Task to complete: Word for word, repeat each record that follows.

Information given:
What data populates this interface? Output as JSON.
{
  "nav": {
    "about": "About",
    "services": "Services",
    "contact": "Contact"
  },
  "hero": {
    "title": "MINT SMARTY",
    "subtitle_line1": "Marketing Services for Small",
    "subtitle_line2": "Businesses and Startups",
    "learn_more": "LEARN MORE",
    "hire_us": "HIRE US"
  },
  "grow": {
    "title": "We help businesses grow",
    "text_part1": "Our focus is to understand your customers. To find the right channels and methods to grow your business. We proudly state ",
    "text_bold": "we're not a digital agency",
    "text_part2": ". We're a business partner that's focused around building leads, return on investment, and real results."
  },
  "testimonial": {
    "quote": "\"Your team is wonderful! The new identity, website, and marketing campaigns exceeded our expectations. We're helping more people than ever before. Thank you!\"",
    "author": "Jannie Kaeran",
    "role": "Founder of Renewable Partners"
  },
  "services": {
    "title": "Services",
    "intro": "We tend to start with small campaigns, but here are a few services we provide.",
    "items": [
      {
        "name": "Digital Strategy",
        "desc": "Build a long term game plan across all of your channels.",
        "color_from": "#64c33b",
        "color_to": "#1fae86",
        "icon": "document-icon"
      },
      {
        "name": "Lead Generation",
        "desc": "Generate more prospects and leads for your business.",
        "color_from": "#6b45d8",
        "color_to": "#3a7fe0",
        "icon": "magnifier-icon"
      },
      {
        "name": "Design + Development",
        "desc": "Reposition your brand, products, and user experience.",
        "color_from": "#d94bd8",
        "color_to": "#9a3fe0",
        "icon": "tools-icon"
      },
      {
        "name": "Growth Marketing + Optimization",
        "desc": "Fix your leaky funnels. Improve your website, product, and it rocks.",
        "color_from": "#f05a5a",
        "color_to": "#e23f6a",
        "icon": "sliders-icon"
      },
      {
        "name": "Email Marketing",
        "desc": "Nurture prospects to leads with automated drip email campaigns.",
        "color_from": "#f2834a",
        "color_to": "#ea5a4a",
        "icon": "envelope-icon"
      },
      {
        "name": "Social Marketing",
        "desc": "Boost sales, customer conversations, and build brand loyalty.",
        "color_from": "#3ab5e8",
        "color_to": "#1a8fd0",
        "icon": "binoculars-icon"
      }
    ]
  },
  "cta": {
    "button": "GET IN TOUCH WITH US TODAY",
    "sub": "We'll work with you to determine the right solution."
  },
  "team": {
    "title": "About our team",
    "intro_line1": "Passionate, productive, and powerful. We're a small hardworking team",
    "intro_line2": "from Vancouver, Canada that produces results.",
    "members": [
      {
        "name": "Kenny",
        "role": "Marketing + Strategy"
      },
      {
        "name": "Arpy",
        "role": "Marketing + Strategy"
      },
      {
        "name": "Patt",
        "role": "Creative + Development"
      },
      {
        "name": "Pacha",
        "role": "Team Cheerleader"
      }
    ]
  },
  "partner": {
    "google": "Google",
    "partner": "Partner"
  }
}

The answer:
What data populates this interface? Output as JSON.
{
  "nav": {
    "about": "About",
    "services": "Services",
    "contact": "Contact"
  },
  "hero": {
    "title": "MINT SMARTY",
    "subtitle_line1": "Marketing Services for Small",
    "subtitle_line2": "Businesses and Startups",
    "learn_more": "LEARN MORE",
    "hire_us": "HIRE US"
  },
  "grow": {
    "title": "We help businesses grow",
    "text_part1": "Our focus is to understand your customers. To find the right channels and methods to grow your business. We proudly state ",
    "text_bold": "we're not a digital agency",
    "text_part2": ". We're a business partner that's focused around building leads, return on investment, and real results."
  },
  "testimonial": {
    "quote": "\"Your team is wonderful! The new identity, website, and marketing campaigns exceeded our expectations. We're helping more people than ever before. Thank you!\"",
    "author": "Jannie Kaeran",
    "role": "Founder of Renewable Partners"
  },
  "services": {
    "title": "Services",
    "intro": "We tend to start with small campaigns, but here are a few services we provide.",
    "items": [
      {
        "name": "Digital Strategy",
        "desc": "Build a long term game plan across all of your channels.",
        "color_from": "#64c33b",
        "color_to": "#1fae86",
        "icon": "document-icon"
      },
      {
        "name": "Lead Generation",
        "desc": "Generate more prospects and leads for your business.",
        "color_from": "#6b45d8",
        "color_to": "#3a7fe0",
        "icon": "magnifier-icon"
      },
      {
        "name": "Design + Development",
        "desc": "Reposition your brand, products, and user experience.",
        "color_from": "#d94bd8",
        "color_to": "#9a3fe0",
        "icon": "tools-icon"
      },
      {
        "name": "Growth Marketing + Optimization",
        "desc": "Fix your leaky funnels. Improve your website, product, and it rocks.",
        "color_from": "#f05a5a",
        "color_to": "#e23f6a",
        "icon": "sliders-icon"
      },
      {
        "name": "Email Marketing",
        "desc": "Nurture prospects to leads with automated drip email campaigns.",
        "color_from": "#f2834a",
        "color_to": "#ea5a4a",
        "icon": "envelope-icon"
      },
      {
        "name": "Social Marketing",
        "desc": "Boost sales, customer conversations, and build brand loyalty.",
        "color_from": "#3ab5e8",
        "color_to": "#1a8fd0",
        "icon": "binoculars-icon"
      }
    ]
  },
  "cta": {
    "button": "GET IN TOUCH WITH US TODAY",
    "sub": "We'll work with you to determine the right solution."
  },
  "team": {
    "title": "About our team",
    "intro_line1": "Passionate, productive, and powerful. We're a small hardworking team",
    "intro_line2": "from Vancouver, Canada that produces results.",
    "members": [
      {
        "name": "Kenny",
        "role": "Marketing + Strategy"
      },
      {
        "name": "Arpy",
        "role": "Marketing + Strategy"
      },
      {
        "name": "Patt",
        "role": "Creative + Development"
      },
      {
        "name": "Pacha",
        "role": "Team Cheerleader"
      }
    ]
  },
  "partner": {
    "google": "Google",
    "partner": "Partner"
  }
}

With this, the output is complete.